When creating a course or curriculum, we include activities such as learning modules, quizzes, documents, or videos. The definition of Learning Path is a string or sequence of learning activities. A learning path is a more rich, flexible structure. When we define learning paths for our students, we must keep many variables in mind. Examples include different paths for different job roles or user groups. We can also enable rules allowing certain users to skip certain content such as testing out of modules. Perhaps your training content does not apply to learners in certain job locations. Sections of the content might apply to certain job roles and not others, i.e., a sales representative versus a customer service representative.
10 things to consider when developing learning paths

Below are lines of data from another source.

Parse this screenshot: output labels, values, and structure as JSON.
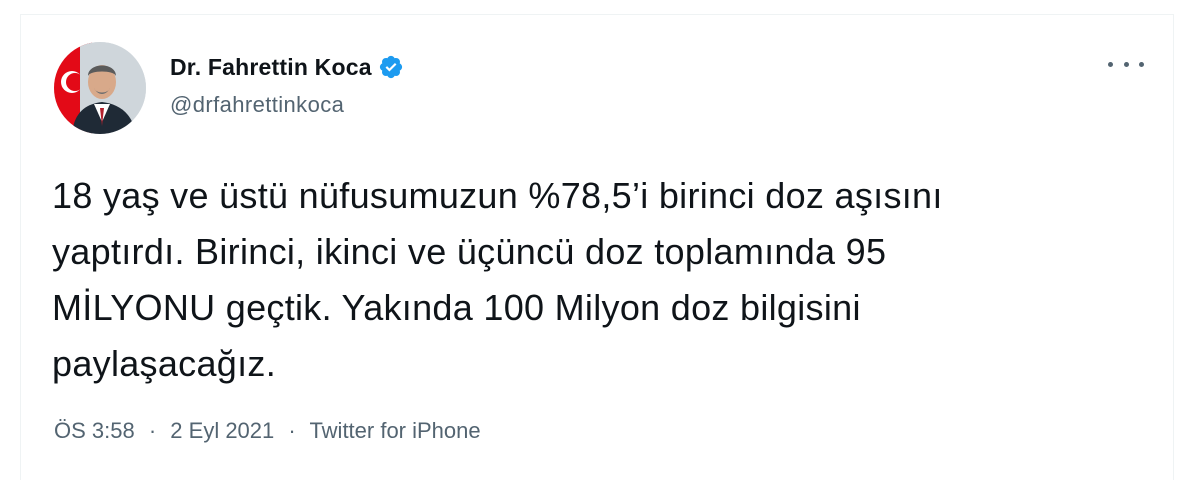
{
  "tweet": {
    "author": {
      "display_name": "Dr. Fahrettin Koca",
      "handle": "@drfahrettinkoca",
      "verified_icon": "verified-badge-icon",
      "avatar_icon": "profile-photo"
    },
    "text": "18 yaş ve üstü nüfusumuzun %78,5’i birinci doz aşısını\nyaptırdı. Birinci, ikinci ve üçüncü doz toplamında 95\nMİLYONU geçtik. Yakında 100 Milyon doz bilgisini\npaylaşacağız.",
    "time": "ÖS 3:58",
    "separator": "·",
    "date": "2 Eyl 2021",
    "source": "Twitter for iPhone",
    "more_icon": "more-options-icon"
  },
  "colors": {
    "text_primary": "#0f1419",
    "text_secondary": "#536471",
    "verified_blue": "#1d9bf0",
    "background": "#ffffff"
  }
}
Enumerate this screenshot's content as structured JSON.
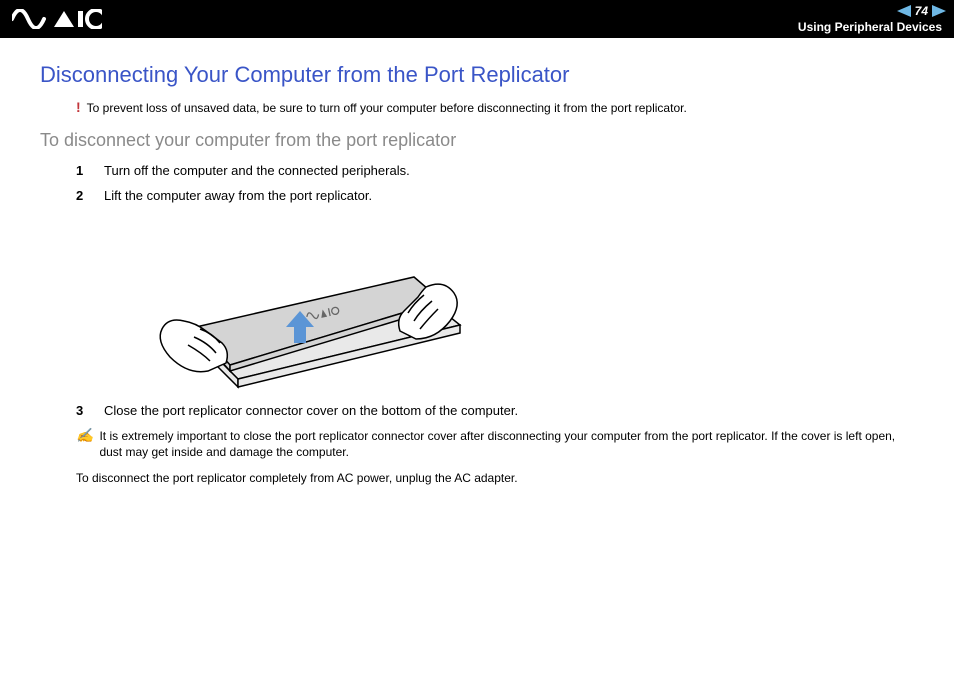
{
  "header": {
    "page_number": "74",
    "section_title": "Using Peripheral Devices"
  },
  "content": {
    "heading": "Disconnecting Your Computer from the Port Replicator",
    "warning_text": "To prevent loss of unsaved data, be sure to turn off your computer before disconnecting it from the port replicator.",
    "subheading": "To disconnect your computer from the port replicator",
    "steps": [
      {
        "num": "1",
        "text": "Turn off the computer and the connected peripherals."
      },
      {
        "num": "2",
        "text": "Lift the computer away from the port replicator."
      },
      {
        "num": "3",
        "text": "Close the port replicator connector cover on the bottom of the computer."
      }
    ],
    "note_text": "It is extremely important to close the port replicator connector cover after disconnecting your computer from the port replicator. If the cover is left open, dust may get inside and damage the computer.",
    "final_text": "To disconnect the port replicator completely from AC power, unplug the AC adapter."
  }
}
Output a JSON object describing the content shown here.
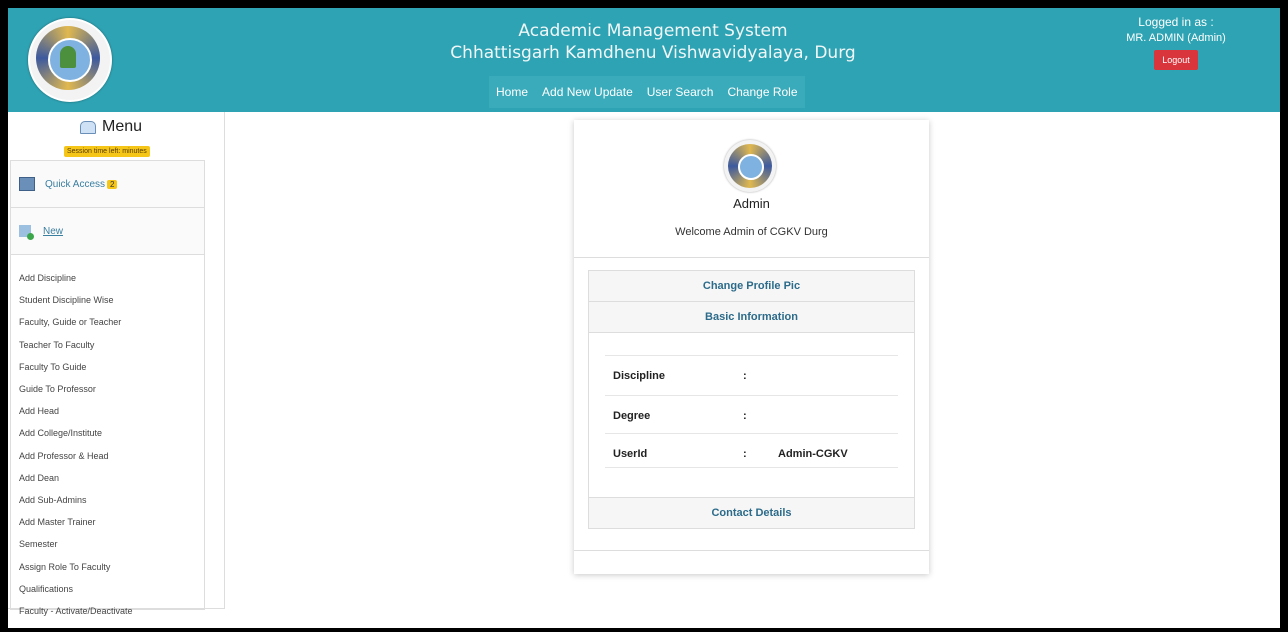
{
  "header": {
    "title_line1": "Academic Management System",
    "title_line2": "Chhattisgarh Kamdhenu Vishwavidyalaya, Durg",
    "nav": [
      {
        "label": "Home"
      },
      {
        "label": "Add New Update"
      },
      {
        "label": "User Search"
      },
      {
        "label": "Change Role"
      }
    ],
    "logged_in_as": "Logged in as :",
    "user": "MR. ADMIN (Admin)",
    "logout_label": "Logout"
  },
  "sidebar": {
    "menu_title": "Menu",
    "session_text": "Session time left: minutes",
    "quick_access_label": "Quick Access",
    "quick_access_count": "2",
    "new_label": "New",
    "items": [
      {
        "label": "Add Discipline"
      },
      {
        "label": "Student Discipline Wise"
      },
      {
        "label": "Faculty, Guide or Teacher"
      },
      {
        "label": "Teacher To Faculty"
      },
      {
        "label": "Faculty To Guide"
      },
      {
        "label": "Guide To Professor"
      },
      {
        "label": "Add Head"
      },
      {
        "label": "Add College/Institute"
      },
      {
        "label": "Add Professor & Head"
      },
      {
        "label": "Add Dean"
      },
      {
        "label": "Add Sub-Admins"
      },
      {
        "label": "Add Master Trainer"
      },
      {
        "label": "Semester"
      },
      {
        "label": "Assign Role To Faculty"
      },
      {
        "label": "Qualifications"
      },
      {
        "label": "Faculty - Activate/Deactivate"
      }
    ]
  },
  "profile": {
    "name": "Admin",
    "welcome": "Welcome Admin of CGKV Durg",
    "change_pic_label": "Change Profile Pic",
    "basic_info_label": "Basic Information",
    "fields": [
      {
        "label": "Discipline",
        "colon": ":",
        "value": ""
      },
      {
        "label": "Degree",
        "colon": ":",
        "value": ""
      },
      {
        "label": "UserId",
        "colon": ":",
        "value": "Admin-CGKV"
      }
    ],
    "contact_label": "Contact Details"
  },
  "colors": {
    "header_bg": "#2ea3b3",
    "logout_bg": "#d9353c",
    "badge_bg": "#f5c518",
    "section_text": "#2c6b8a"
  }
}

1. Learning paths can have various presentation styles, is there value to have different visuals? –Maybe participants are from different countries or different divisions of a company. You may want to present different visual templates to specific users. Differentiate learners by presenting unique logos or branding – same content but distinctive look. Most learning management systems require you to create different courses or curricula to address this – Instancy allows you to create content once and reuse and deliver it uniquely.
2. Allow the user to complete the course content per their desires or do you require learners to complete the courses in a defined prerequisite structure in the learning path. We have all been students where we view the table of contents or course outline and we naturally choose modules of more interest. There are other courses where we must take the course in a more structured manner. Learning paths allow you to define how and when learners receive access to content, media, assessments, and instructor interaction.
3. If you offer certificates after completion of a learning event, you may offer a generic certificate of completion or a more official certification. With Instancy, define who receives which certificate in your course creation and include it in your learning path.
4. Include discussion forums in your learning path. The attendees or invitees of a discussion may change depending on the different learning paths.
5. Depending on the specific learning path, you may allow supplemental material such as media files or documents available for download to some but not all students. Identify this in the Instancy platform.
6. Instancy allows instructors and students to connect and message each other within the context of learning path.
7. Reports within learning paths are granular. Students can view their progress reports item by item or overall at the level. The administrator gets reports on all the users, and how they are progressing on the learning path. In some cases, you may wish to have different due dates for each learner – with Instancy, you can easily do that and a user’s progress report also reflects their due date.
8. Instructors and learners can communicate via a messaging app built into the learning path interface.
9. Create a library of learning paths for your course and allow users to self-enroll. Assign a learning path based on job roles or groups. Allow learner profiles to dictate learning paths.
10. Use learning paths for a more self-serve model. Have a learning portal where users review and evaluate the catalog. Learners can choose one or more learning paths that you offer. This is popular in eCommerce functions where users pay for their learning or you offer a membership subscription for a library of content.
Learning paths are becoming more popular because you want your learning to be blended, more flexible and create new learning paths using the content you already created.
Let’s discuss learning paths and how the Instancy Learning Platform helps you create, manage, and deliver learning paths to your learners.